Work required -
For each line below that contains the word "username", make a copy.

Data items -

····················

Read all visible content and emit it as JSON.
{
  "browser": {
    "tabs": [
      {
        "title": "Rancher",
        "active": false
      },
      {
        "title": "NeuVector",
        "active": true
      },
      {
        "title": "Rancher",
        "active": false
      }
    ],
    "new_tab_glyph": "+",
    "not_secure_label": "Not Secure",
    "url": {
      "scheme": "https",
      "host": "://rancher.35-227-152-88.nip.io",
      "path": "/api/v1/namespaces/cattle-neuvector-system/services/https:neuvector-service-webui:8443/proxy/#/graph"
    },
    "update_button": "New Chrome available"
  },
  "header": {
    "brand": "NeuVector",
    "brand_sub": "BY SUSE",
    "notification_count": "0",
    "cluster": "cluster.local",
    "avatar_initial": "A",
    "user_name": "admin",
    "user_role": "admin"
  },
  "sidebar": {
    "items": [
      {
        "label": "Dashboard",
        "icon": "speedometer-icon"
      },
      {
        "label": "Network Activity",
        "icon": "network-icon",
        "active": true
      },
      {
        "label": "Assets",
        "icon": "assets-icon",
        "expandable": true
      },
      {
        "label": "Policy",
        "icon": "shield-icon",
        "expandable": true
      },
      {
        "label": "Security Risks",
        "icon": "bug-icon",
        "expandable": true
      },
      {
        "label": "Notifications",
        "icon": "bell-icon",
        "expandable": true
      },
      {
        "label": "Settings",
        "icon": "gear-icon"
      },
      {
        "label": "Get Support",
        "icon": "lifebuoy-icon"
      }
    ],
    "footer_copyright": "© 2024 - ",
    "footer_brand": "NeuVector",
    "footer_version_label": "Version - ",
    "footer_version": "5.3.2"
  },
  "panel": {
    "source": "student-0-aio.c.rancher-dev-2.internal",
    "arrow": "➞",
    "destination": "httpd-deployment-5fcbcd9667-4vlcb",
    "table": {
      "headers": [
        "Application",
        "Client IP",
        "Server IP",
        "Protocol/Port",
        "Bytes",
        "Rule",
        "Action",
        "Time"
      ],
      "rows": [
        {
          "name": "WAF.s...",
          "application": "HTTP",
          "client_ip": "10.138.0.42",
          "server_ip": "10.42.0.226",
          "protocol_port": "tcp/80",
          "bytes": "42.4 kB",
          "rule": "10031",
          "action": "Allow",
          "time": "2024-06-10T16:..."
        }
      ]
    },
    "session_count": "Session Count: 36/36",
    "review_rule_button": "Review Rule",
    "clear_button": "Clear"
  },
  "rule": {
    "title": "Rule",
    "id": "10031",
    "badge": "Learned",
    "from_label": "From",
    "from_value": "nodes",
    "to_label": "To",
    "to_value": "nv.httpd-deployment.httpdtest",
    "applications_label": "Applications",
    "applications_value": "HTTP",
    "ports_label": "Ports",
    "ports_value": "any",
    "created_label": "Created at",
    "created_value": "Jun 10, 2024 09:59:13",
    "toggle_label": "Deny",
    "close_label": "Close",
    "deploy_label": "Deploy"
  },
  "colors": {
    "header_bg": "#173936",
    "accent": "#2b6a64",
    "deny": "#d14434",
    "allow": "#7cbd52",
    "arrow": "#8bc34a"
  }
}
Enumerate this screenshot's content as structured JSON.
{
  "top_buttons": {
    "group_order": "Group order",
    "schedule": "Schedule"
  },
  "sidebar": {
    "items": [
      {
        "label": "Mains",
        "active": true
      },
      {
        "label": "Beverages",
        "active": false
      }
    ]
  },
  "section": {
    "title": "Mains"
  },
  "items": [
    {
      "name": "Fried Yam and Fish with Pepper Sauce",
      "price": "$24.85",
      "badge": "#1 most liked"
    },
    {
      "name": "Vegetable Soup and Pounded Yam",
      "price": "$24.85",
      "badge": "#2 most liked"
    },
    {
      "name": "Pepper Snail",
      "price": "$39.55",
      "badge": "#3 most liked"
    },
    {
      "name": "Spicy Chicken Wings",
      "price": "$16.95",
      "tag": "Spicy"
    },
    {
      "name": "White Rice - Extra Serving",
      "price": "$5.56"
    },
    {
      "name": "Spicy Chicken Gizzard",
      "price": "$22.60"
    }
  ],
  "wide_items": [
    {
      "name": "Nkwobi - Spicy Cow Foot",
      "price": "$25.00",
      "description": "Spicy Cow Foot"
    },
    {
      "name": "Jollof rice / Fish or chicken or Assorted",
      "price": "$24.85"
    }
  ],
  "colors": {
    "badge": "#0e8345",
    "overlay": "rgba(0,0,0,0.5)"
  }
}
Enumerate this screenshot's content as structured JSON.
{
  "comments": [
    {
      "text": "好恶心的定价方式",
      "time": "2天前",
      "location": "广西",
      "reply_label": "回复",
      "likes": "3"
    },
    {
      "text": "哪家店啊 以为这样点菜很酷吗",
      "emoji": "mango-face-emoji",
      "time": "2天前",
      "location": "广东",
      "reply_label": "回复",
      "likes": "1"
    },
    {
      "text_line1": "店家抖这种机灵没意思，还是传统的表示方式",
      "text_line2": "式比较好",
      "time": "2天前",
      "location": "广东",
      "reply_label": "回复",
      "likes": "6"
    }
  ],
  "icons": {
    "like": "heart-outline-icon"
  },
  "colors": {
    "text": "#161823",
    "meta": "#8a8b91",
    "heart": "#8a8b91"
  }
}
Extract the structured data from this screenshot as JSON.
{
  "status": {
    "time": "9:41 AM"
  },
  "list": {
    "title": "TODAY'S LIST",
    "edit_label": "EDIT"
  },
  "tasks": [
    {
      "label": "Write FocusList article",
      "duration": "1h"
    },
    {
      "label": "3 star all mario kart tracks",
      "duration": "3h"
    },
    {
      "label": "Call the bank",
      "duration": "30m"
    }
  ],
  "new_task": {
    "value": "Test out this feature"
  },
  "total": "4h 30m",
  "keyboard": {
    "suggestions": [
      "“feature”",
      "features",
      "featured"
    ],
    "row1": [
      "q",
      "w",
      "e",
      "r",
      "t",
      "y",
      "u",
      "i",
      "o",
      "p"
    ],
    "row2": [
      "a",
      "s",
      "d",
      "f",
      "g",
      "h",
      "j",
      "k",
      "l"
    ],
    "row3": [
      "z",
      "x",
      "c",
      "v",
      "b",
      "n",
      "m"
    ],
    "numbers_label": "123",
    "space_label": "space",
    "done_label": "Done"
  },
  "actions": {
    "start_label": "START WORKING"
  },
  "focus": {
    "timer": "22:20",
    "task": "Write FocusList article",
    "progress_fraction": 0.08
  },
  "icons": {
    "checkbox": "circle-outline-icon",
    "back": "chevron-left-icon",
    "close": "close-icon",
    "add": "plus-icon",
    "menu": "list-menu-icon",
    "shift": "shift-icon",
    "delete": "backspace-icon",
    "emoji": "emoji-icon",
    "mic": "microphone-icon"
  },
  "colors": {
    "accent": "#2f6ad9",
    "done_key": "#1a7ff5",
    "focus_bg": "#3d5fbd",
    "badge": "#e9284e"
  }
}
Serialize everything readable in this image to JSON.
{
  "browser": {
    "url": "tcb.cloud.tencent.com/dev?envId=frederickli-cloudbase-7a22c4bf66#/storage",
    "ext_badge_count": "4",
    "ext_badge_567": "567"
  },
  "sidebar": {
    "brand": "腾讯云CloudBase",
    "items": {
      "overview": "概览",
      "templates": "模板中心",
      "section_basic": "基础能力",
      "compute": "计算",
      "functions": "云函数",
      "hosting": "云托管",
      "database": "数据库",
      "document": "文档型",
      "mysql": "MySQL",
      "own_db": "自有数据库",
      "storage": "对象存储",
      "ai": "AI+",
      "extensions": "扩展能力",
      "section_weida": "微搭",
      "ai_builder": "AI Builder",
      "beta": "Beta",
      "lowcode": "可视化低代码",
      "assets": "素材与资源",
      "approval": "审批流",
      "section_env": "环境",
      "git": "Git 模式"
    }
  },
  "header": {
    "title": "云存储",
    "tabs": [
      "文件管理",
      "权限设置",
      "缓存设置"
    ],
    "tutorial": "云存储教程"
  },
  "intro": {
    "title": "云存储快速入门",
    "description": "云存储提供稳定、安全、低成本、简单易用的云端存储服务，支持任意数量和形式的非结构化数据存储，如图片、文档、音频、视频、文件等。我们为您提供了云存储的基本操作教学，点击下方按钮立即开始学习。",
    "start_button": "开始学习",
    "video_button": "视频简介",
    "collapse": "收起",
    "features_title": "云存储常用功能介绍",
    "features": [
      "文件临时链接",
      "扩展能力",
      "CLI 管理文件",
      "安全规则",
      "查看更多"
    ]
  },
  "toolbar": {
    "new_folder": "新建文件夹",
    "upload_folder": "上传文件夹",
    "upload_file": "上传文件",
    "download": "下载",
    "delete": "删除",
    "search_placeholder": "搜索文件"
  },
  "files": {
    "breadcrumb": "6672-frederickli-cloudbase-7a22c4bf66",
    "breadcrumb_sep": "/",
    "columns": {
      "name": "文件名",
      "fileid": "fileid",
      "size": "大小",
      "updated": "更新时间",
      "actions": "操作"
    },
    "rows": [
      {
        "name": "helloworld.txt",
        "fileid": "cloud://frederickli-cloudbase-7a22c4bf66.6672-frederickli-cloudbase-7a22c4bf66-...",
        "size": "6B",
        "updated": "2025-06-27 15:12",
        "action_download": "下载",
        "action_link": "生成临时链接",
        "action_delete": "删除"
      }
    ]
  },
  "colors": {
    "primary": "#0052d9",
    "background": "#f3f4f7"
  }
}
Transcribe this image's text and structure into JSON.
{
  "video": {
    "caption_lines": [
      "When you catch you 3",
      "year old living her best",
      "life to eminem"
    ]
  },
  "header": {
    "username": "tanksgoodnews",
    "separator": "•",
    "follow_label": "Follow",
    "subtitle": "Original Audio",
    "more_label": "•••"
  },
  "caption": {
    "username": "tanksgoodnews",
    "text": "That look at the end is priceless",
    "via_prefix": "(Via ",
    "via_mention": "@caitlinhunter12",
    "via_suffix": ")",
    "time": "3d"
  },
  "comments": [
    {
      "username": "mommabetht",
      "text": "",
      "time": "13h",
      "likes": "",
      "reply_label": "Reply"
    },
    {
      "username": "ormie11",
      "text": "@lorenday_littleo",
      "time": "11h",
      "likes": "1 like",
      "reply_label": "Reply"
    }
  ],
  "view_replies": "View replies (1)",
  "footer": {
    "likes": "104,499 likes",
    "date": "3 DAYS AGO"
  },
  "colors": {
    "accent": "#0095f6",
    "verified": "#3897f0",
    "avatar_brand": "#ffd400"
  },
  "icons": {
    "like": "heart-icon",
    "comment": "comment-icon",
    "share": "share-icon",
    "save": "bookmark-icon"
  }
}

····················

Answer section -
    "username": "tanksgoodnews",
    "username": "tanksgoodnews",
      "username": "mommabetht",
      "username": "ormie11",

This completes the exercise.